County councillors in Eden have called for an investigation to be carried out to see how the provision of bus services can best be supported in the district.
Neil Hughes (Lib Dem, Eden Lakes) said he would like to see county council officers draw up a report in order for the Eden local committee on the subject.
He told an online meeting last week that local committees can support bus services, if they wish to, and it was his hope that existing funds could be used towards bus services in the area — as well as any new government money, should it come in.
Patricia Bell (Lib Dem, Penrith), who seconded the motion, said: “It’s about being ready to seize any opportunities that maybe available to us in the future.
“COVID has made travelling really difficult, bus companies are struggling, perhaps more than they were before, but we are beholden as elected members to make sure that we have got all the opportunities at our fingertips so were additional bus funding to become available we know exactly which routes we could promote for which reasons.”

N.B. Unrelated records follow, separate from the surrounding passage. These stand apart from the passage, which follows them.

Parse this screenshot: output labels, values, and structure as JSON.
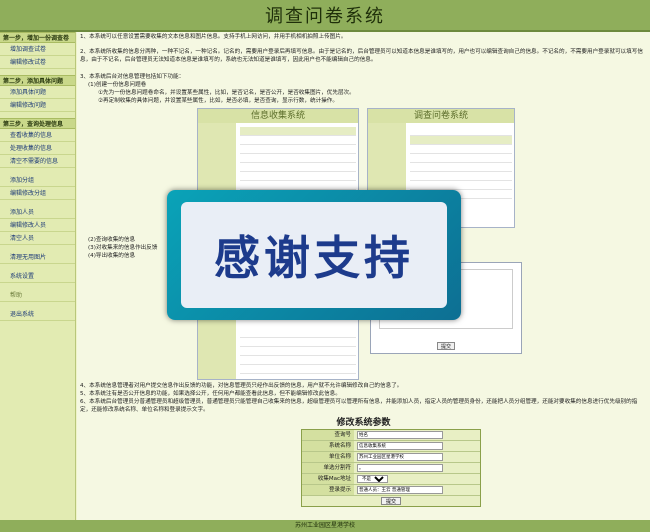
{
  "header": {
    "title": "调查问卷系统"
  },
  "sidebar": {
    "sections": [
      {
        "title": "第一步，增加一份调查卷",
        "items": [
          "增加调查试卷",
          "编辑修改试卷"
        ]
      },
      {
        "title": "第二步，添加具体问题",
        "items": [
          "添加具体问题",
          "编辑修改问题"
        ]
      },
      {
        "title": "第三步，查询处理信息",
        "items": [
          "查看收集的信息",
          "处理收集的信息",
          "清空不需要的信息"
        ]
      }
    ],
    "extra_items": [
      "添加分组",
      "编辑修改分组",
      "添加人员",
      "编辑修改人员",
      "清空人员",
      "清理无用图片",
      "系统设置",
      "帮助",
      "退出系统"
    ]
  },
  "main": {
    "p1": "1、本系统可以任意设置需要收集的文本信息和图片信息。支持手机上网访问，并用手机相机拍照上传图片。",
    "p2": "2、本系统所收集的信息分两种，一种不记名，一种记名。记名的，需要用户登录后再填写信息。由于是记名的，后台管理员可以知道本信息是谁填写的，用户也可以编辑查询自己的信息。不记名的，不需要用户登录就可以填写信息，由于不记名，后台管理员无法知道本信息是谁填写的，系统也无法知道是谁填写，因此用户也不能编辑自己的信息。",
    "p3": "3、本系统后台对信息管理包括如下功能：",
    "p3a": "(1)创建一份信息问题卷",
    "p3a1": "①先为一份信息问题卷命名，并设置某些属性，比如，是否记名，是否公开，是否收集图片，优先层次。",
    "p3a2": "②再定制收集的具体问题，并设置某些属性，比如，是否必填，是否查询，显示行数，统计操作。",
    "p3b": "(2)查询收集的信息",
    "p3c": "(3)对收集来的信息作出反馈",
    "p3d": "(4)导出收集的信息",
    "p4": "4、本系统信息管理者对用户提交信息作出反馈的功能，对信息管理员只经作出反馈的信息，用户就不允许编辑修改自己的信息了。",
    "p5": "5、本系统注有是否公开信息的功能，如果选择公开，任何用户都能查看此信息，但不能编辑修改此信息。",
    "p6": "6、本系统后台管理员分普通管理员和超级管理员，普通管理员只能管理自己收集来的信息，超级管理员可以管理所有信息，并能添加人员，指定人员的管理员身份，还能把人员分组管理，还能对要收集的信息进行优先级别的指定，还能修改系统名称、单位名称和登录提示文字。"
  },
  "screens": {
    "left_title": "信息收集系统",
    "right_title": "调查问卷系统",
    "dialog_button": "提交"
  },
  "thanks": {
    "text": "感谢支持"
  },
  "form": {
    "title": "修改系统参数",
    "rows": [
      {
        "label": "查询号",
        "value": "姓名"
      },
      {
        "label": "系统名称",
        "value": "信息收集系统"
      },
      {
        "label": "单位名称",
        "value": "苏州工业园区星港学校"
      },
      {
        "label": "单选分割符",
        "value": "。"
      },
      {
        "label": "收集Mac地址",
        "value": "不是"
      },
      {
        "label": "登录提示",
        "value": "普通人员：王云 普通管理"
      }
    ],
    "submit": "提交"
  },
  "footer": {
    "text": "苏州工业园区星港学校"
  }
}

Helen Fearon (Con, Penrith) said several years ago Cumbria County Council’s administration took a decision as part of their budget discussions, not to support commercial service buses from the bus service operators grant.
As result, Ms Fearon said, the county council sent back £1.4 million to Whitehall in bus service operator grant money.
The cash could not be spent because the council resolved only to support community transport solutions and not commercial service buses.
She asked if that policy still stood.
However, Andy Connell (Lib Dem, Appleby) said: “There is no such county council policy.
“This is an extrapolation from the 2014 budget decision, but it was not established as a policy, although officers thought it was for years — it has now been established that actually there is no such policy.”
Area manager Nick Wright suggested this be put on the agenda of the rural issues working group, but Mrs Bell and Ms Fearon felt that this issue deserved a wider focus.
Mrs Bell said: “Penrith is now an extremely big place. It is very difficult to walk from the outskirts of town to the centre.
“The town bus is not running again and the developers in the next six months, maybe nine months, will be making an additional contribution to the bus service — so this is much wider than just a rural issue, it’s actually now an urban issue.”
Committee chairman Phil Dew (Con, Kirkby Stephen) said: “Buses, be it rural or urban, are a very important matter for our residents and as councillors we have a duty and a responsibility to consider them.”
It was agreed by a unanimous vote to support the motion proposed by Mr Hughes.